Drug-smuggling ex-Israeli minister charged with spying for Iran

Segev (C) appears at the Tel Aviv district tribunal in April 2004.

Jerusalem (CNN)Former Israeli Minister of Energy Gonen Segev has been arrested and charged with spying for Iran, the Israel Security Agency (ISA) revealed on Monday.

Segev had been recruited in 2012 by Iran's embassy in Nigeria, the ISA said. The disgraced former doctor had moved to Nigeria after serving time in prison in Israel for a 2006 drug smuggling conviction. Segev had been sentenced for attempting to bring 25,000 Ecstasy pills into Israel from the Netherlands.
He was returned to Israel last month at the request of Israeli police and was detained for investigation.
    According to the ISA, Segev met twice with Iranian operatives, knowing they were from Iranian intelligence.

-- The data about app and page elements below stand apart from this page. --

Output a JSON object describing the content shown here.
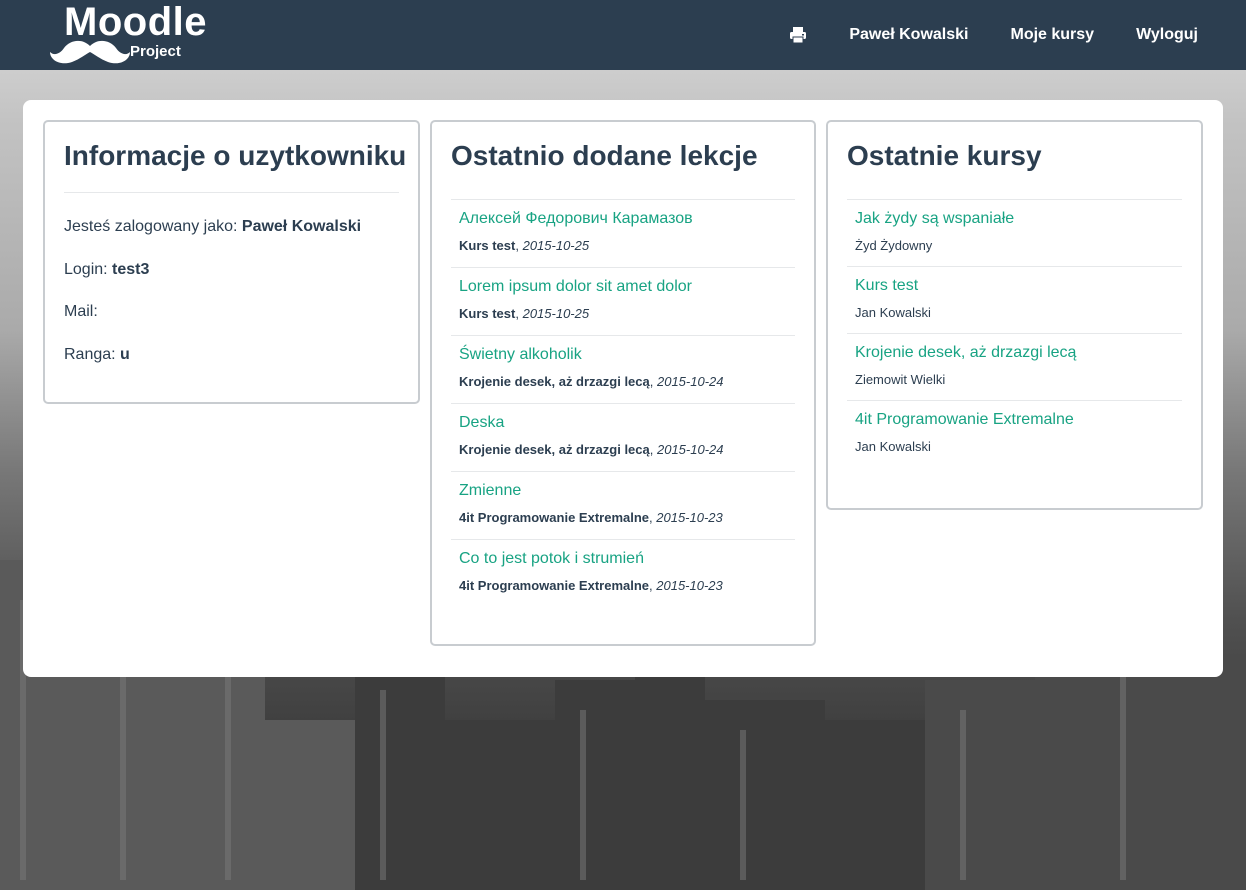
{
  "brand": {
    "name": "Moodle",
    "subtitle": "Project"
  },
  "nav": {
    "print_icon": "printer-icon",
    "user": "Paweł Kowalski",
    "my_courses": "Moje kursy",
    "logout": "Wyloguj"
  },
  "colors": {
    "navbar": "#2c3e50",
    "link": "#18a383",
    "text": "#2c3e50"
  },
  "user_info": {
    "title": "Informacje o uzytkowniku",
    "logged_as_label": "Jesteś zalogowany jako:",
    "logged_as_value": "Paweł Kowalski",
    "login_label": "Login:",
    "login_value": "test3",
    "mail_label": "Mail:",
    "mail_value": "",
    "rank_label": "Ranga:",
    "rank_value": "u"
  },
  "lessons": {
    "title": "Ostatnio dodane lekcje",
    "items": [
      {
        "name": "Алексей Федорович Карамазов",
        "course": "Kurs test",
        "date": "2015-10-25"
      },
      {
        "name": "Lorem ipsum dolor sit amet dolor",
        "course": "Kurs test",
        "date": "2015-10-25"
      },
      {
        "name": "Świetny alkoholik",
        "course": "Krojenie desek, aż drzazgi lecą",
        "date": "2015-10-24"
      },
      {
        "name": "Deska",
        "course": "Krojenie desek, aż drzazgi lecą",
        "date": "2015-10-24"
      },
      {
        "name": "Zmienne",
        "course": "4it Programowanie Extremalne",
        "date": "2015-10-23"
      },
      {
        "name": "Co to jest potok i strumień",
        "course": "4it Programowanie Extremalne",
        "date": "2015-10-23"
      }
    ]
  },
  "courses": {
    "title": "Ostatnie kursy",
    "items": [
      {
        "name": "Jak żydy są wspaniałe",
        "author": "Żyd Żydowny"
      },
      {
        "name": "Kurs test",
        "author": "Jan Kowalski"
      },
      {
        "name": "Krojenie desek, aż drzazgi lecą",
        "author": "Ziemowit Wielki"
      },
      {
        "name": "4it Programowanie Extremalne",
        "author": "Jan Kowalski"
      }
    ]
  }
}
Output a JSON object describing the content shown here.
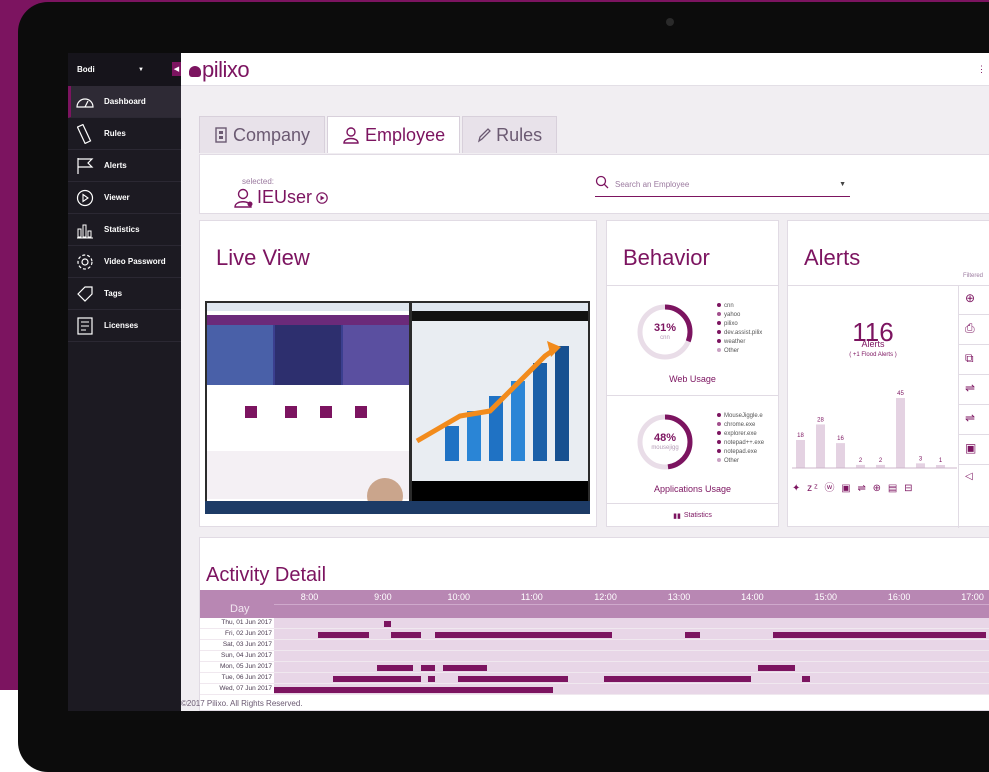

The Agency said Segev was given a communications system to encrypt messages with his handlers.
      The former Energy Minister allegedly revealed information connected to Israel's energy market and security sites, including intelligence on buildings, and officials in political and security organizations, the ISA said.
        He was also in touch with Israeli citizens working in security and foreign relations, the ISA said, connecting them with Iranian intelligence officials posing as regular businessmen.
        Segev was charged with spying for the enemy and a number of other offenses. Additional details of the investigation are under a gag order.
            A lawyer for Segev, Moshe Mazor, told CNN, "Recently, an indictment has been filed. Most of the details are confidential at the State's request. Even at this early stage, it is possible to say that the permitted publication looks extremely severe, even though in the indictment, whose full details remain confidential, an entirely different picture emerges."
            Segev served in the Israeli Parliament, the Knesset, from 1992-1996 in the Tzomet and Yi-ud political parties. He served as Minister of Energy and Infrastructure under Prime Ministers Yitzhak Rabin and Shimon Peres, from 1995-1996.